So, let us seek to be as joyful as possible and let us pray that God would increase his joy in our hearts.
Next time, we’ll consider the spiritual fruit of peace.
Scripture quotations taken from the Christian Standard Bible (CSB).
The first fruit of the Spirit listed in Galatians 5:22-23 is love.
Most people will tell you that love is “more than a feeling.” True love is a commitment, especially committing to another’s good. But love isn’t only a commitment. Love indeed involves the affections. If you ask a man if he loves his wife and he says “yes” but the thought of her doesn’t bring a sense of happiness as well, then you would naturally wonder what is wrong in the relationship.
If you consider passages such as 1 Corinthians 13, love could be best defined in this way: A commitment to happily seek the best for another.
Love is listed first among the fruit of the Spirit, because in the Bible’s story love takes a preeminent role. Indeed, the Bible is a book of love, an adventure romance about a valiant warrior (Jesus) pursing and winning back his wayward love (the church). We are also told that God is love and that all true love flows from God.
And then, in Matthew 22, when Jesus is asked about the greatest command in the Law, his answer is that we love God supremely and love others deeply.

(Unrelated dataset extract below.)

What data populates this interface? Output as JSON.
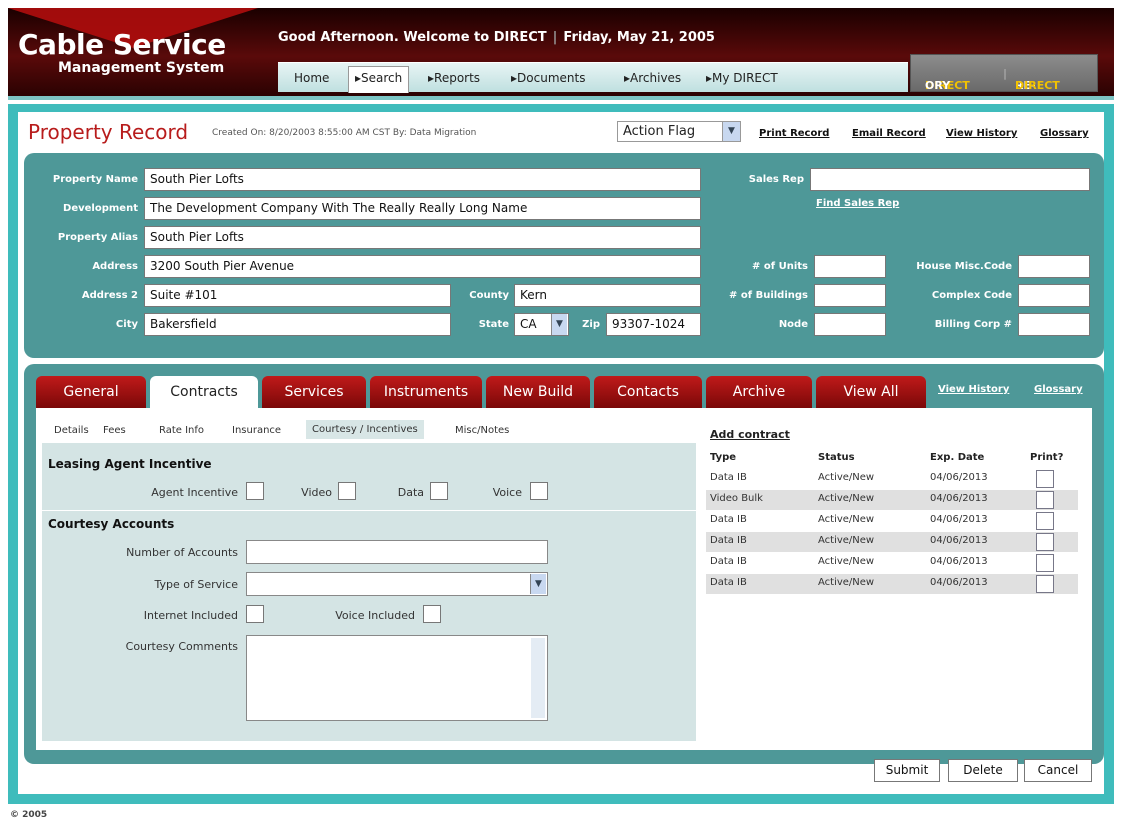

Love is to be the blood pumping through the veins of God’s people.
It’s easy for us to love others when we feel loved by them or when they benefit us in some way. But the Bible doesn’t tell us to only love those who love us. We also are to love all that we encounter (granted this will be a different type of love than we have for spouse or child or parent, but still it’s a seeking of their best as we are able), and we are to even love our enemies.
This is where things get hard and it takes a supernatural strength within. This is where the Spirit works on our hearts so that our love will expand. God, after all, loved us when we were his enemies, giving us Jesus so that sinful rebels might become beloved sons and daughters (Romans 5).
That is one of our great hopes–that people who in the moment count us as their enemies might instead be brothers and sisters in eternity, relishing the joy of Christ.
So, let us seek to love well and let us pray that God would grow this fruit in our lives.
Next time, we’ll consider the spiritual fruit of joy.